Is the Minister aware that in Scotland there is a crisis of confidence in the mining industry which is shared by miners? Would he agree that he has Ministerial responsibility to do something immediately about this position to avoid the nation being involved in very heavy cost resulting from further contraction this year?
My hon. Friend has no doubt noticed the speeches made of late by the Chairman of the N.C.B. and myself and the indication given in them that there will be a slower run-down in 1969 than in 1968. I will be able to judge morale for myself when I visit Scotland on Friday.
Is it not a fact that, thanks to Government policy such as the Redundancy Payments Act and development policy, closures such as that involving the Riddochhill Colliery have gone more smoothly and more satisfactorily than one would have conceived possible five years ago?

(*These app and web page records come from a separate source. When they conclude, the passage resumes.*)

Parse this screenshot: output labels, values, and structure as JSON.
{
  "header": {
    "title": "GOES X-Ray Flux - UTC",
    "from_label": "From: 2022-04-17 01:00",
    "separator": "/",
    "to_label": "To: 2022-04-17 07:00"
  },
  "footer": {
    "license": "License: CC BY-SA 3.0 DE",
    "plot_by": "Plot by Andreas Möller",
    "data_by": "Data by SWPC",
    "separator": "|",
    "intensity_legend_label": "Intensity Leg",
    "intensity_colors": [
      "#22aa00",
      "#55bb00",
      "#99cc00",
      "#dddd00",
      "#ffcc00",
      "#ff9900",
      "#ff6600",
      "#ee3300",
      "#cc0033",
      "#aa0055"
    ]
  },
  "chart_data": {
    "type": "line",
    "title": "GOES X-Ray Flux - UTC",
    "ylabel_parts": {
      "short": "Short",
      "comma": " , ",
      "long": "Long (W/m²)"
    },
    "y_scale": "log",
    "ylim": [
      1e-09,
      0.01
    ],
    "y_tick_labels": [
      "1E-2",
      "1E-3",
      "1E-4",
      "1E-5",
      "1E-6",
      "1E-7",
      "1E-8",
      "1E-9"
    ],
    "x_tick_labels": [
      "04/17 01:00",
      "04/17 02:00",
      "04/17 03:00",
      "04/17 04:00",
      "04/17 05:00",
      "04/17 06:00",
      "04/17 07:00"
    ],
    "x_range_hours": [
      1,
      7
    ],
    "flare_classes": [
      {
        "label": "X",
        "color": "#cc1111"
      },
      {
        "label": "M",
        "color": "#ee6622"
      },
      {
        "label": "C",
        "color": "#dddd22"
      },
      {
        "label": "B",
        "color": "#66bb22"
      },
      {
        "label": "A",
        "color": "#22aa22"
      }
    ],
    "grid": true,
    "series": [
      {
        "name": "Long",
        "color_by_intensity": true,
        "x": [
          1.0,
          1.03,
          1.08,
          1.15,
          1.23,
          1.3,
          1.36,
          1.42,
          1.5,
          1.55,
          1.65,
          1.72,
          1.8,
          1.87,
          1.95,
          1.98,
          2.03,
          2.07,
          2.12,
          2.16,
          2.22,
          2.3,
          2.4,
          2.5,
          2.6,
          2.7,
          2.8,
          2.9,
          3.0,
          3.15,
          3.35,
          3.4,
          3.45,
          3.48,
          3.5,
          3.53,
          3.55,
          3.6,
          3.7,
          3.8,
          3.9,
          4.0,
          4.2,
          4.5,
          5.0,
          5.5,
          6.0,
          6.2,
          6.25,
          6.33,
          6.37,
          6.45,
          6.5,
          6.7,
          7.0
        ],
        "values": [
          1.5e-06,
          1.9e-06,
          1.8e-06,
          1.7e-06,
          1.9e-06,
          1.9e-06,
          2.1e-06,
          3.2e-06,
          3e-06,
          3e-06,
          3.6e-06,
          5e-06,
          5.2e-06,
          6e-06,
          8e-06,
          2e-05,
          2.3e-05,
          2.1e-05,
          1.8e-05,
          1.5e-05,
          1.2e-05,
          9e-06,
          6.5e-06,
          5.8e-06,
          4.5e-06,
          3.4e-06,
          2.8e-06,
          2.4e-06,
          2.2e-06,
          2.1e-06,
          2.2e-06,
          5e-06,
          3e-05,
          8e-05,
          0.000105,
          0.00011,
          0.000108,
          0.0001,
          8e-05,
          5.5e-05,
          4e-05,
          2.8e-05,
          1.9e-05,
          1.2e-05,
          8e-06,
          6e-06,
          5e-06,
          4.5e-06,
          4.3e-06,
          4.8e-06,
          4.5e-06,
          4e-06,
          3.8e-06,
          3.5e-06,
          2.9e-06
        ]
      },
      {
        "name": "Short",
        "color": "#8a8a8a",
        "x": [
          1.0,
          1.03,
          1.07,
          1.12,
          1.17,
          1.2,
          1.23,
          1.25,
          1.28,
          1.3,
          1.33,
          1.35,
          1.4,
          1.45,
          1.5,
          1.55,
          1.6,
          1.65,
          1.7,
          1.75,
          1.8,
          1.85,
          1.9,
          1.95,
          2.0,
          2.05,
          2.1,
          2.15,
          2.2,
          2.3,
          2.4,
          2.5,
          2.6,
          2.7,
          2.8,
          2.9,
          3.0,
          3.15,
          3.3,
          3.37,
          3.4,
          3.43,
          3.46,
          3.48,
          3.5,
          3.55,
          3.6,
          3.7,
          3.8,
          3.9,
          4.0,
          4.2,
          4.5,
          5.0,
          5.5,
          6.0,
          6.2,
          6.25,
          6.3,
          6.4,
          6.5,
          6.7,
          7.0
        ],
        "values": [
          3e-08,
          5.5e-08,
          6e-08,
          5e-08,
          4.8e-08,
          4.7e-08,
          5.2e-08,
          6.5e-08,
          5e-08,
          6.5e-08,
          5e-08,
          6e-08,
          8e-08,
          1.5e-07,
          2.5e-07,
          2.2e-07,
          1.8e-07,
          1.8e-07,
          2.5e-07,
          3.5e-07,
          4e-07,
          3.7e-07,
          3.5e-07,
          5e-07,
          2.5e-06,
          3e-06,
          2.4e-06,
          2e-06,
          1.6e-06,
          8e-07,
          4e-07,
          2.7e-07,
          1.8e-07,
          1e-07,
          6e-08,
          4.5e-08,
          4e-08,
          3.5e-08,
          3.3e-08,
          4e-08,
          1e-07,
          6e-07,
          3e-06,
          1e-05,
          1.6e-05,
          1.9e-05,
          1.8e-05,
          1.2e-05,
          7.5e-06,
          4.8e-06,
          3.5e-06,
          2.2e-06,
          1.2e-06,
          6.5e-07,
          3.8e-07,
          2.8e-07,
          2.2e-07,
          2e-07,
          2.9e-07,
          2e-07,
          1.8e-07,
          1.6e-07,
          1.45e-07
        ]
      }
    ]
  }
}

I am obliged to my hon. Friend for that comment, which is absolutely true. It is also noticeable in mining areas where the unemployment figures look relatively high, for one must take notice of the fact that some miners have been prematurely retired on redundancy pay while others are enjoying weekly take-home amounts of a high rate flowing from the over-55 scheme, which means that many men are taking home £15 to £20 a week although they are recorded in the figures of unemployed.